● **REQUIREMENT**
Scan the entries below. List each line with "title".

● **SUPPLIED DATA**
###

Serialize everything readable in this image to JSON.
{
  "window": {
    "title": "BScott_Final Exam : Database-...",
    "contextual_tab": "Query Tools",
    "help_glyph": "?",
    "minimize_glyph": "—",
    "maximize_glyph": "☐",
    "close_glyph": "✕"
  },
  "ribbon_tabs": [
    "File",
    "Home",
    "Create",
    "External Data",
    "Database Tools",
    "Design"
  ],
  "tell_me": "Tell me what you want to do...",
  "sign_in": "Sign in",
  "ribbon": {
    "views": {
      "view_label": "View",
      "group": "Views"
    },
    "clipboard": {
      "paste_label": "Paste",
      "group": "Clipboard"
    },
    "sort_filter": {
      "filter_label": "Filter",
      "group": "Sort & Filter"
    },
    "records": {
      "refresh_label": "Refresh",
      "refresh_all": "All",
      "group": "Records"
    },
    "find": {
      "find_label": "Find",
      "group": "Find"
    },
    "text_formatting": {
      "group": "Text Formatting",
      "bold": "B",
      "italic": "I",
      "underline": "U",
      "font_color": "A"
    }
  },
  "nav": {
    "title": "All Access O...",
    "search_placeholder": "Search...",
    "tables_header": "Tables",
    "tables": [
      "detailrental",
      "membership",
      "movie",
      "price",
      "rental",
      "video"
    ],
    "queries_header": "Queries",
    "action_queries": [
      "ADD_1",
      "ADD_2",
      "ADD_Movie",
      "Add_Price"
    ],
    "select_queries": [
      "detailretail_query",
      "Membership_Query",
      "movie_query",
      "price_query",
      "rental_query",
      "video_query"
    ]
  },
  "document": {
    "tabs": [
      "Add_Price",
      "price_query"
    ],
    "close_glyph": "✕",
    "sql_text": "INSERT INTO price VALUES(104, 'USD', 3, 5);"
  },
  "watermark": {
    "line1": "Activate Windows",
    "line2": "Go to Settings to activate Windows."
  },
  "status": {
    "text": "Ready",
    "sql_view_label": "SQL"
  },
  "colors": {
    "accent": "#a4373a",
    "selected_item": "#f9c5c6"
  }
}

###

● **RESULT OF THIS EXERCISE**
    "title": "BScott_Final Exam : Database-...",
    "title": "All Access O...",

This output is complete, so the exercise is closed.